Brooklyn-based rapper Tekashi 6ix9ine has been sentenced to two years in prison on Wednesday by a federal judge due to his previous involvement with a gang known as the Nine Trey Gangsta Blood. According to TMZ, the rapper, whose real name is Daniel Hernandez already has spent a year and one month in jail at Rikers Island since his arrest in November 2018. His time already spent will count towards the two year sentence indicates he basically has 11 months left. He is expected to be released on a 5 year supervised sentence in the final months of 2020. He will have to pay a $35,000 fine and complete 300 hours of community service.
According to Newsweek, within 24 hours of being apprehended, he entered a guilty plea and went on to testify against two other gang members in his faction. The rapper pleaded guilty on nine charges which include armed robbery and drug trafficking as a part of his plea deal. Despite the cooperation, U.S. District Judge Paul Engelmayer classified Hernandez’s acts with the Nine Trey Gangsta Bloods “too violent” to release him soon after sentencing.

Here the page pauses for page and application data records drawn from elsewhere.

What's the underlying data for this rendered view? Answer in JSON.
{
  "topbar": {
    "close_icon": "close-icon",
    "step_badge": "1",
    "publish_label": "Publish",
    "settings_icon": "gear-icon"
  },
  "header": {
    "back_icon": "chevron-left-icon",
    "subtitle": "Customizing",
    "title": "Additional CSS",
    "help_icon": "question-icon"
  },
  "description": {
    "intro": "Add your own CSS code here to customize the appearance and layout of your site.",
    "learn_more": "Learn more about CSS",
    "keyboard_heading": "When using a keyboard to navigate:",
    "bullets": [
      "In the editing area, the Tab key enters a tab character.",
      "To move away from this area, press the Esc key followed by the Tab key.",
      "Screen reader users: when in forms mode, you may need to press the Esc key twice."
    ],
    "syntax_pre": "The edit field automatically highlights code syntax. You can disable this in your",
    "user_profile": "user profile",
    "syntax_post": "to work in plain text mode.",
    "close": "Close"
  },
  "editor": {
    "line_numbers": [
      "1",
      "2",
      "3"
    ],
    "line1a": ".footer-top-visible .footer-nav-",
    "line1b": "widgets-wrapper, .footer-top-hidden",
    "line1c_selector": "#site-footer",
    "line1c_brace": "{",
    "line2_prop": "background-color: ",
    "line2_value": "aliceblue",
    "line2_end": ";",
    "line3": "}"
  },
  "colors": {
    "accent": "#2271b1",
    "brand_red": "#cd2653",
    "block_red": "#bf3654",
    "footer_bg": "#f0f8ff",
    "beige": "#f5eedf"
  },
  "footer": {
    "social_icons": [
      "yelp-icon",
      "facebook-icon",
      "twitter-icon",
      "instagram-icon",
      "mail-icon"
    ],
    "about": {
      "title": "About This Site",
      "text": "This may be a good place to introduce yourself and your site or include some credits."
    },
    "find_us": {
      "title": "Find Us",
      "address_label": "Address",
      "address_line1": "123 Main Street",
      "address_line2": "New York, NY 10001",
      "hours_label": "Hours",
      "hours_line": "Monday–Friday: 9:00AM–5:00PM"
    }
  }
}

In a letter to Engelmayer, he wrote “I still consider myself a role model to millions of people as an artist, a celebrity and as a human being. I’m happy that the public was able to witness me dealing with the consequences of my actions because I feel like it sheds light on what can come from gang affiliation.” Although, previously faced with the possibility of life in prison, Hernandez regretfully addressed his crimes before the hearing. “I am not a victim. I put myself into this position from day one. I allowed them in. That was my decision,” he stated to the jury. “Your Honor, allow me to inspire people. Not only the young people here, but the millions around the world listening and watching.” Prosecutors expressed concerns over his safety, stating that his actions may provoke other Nine Trey gang members to seek revenge. Despite those worries, the ‘Gummo’ rapper previously refused to enter the government protection program upon his release, stating that he still wishes to continue performing. Even though Hernandez’s lawyers were seeking for an immediate release with time served being his main punishment, Judge Paul Engelmayer disagreed, stating “In my judgment, your conduct is too violent and selfish to make 13 months reasonable. You will not be going free today,”
Hernandez’s testimony against his former gang has mostly earned him mockery on social media. Especially now that he has received only two years after already facing a possible sentence of 47 years. It is unclear as to how Tekashi is going to spend his life once outside of prison. In a letter to the judge before sentencing he stated that he wanted to encourage others to avoid getting involved with gangs. Prosecutors sent their own letter that Hernandez and his family will need to “take extra safety precautions” in the future thanks to his cooperation.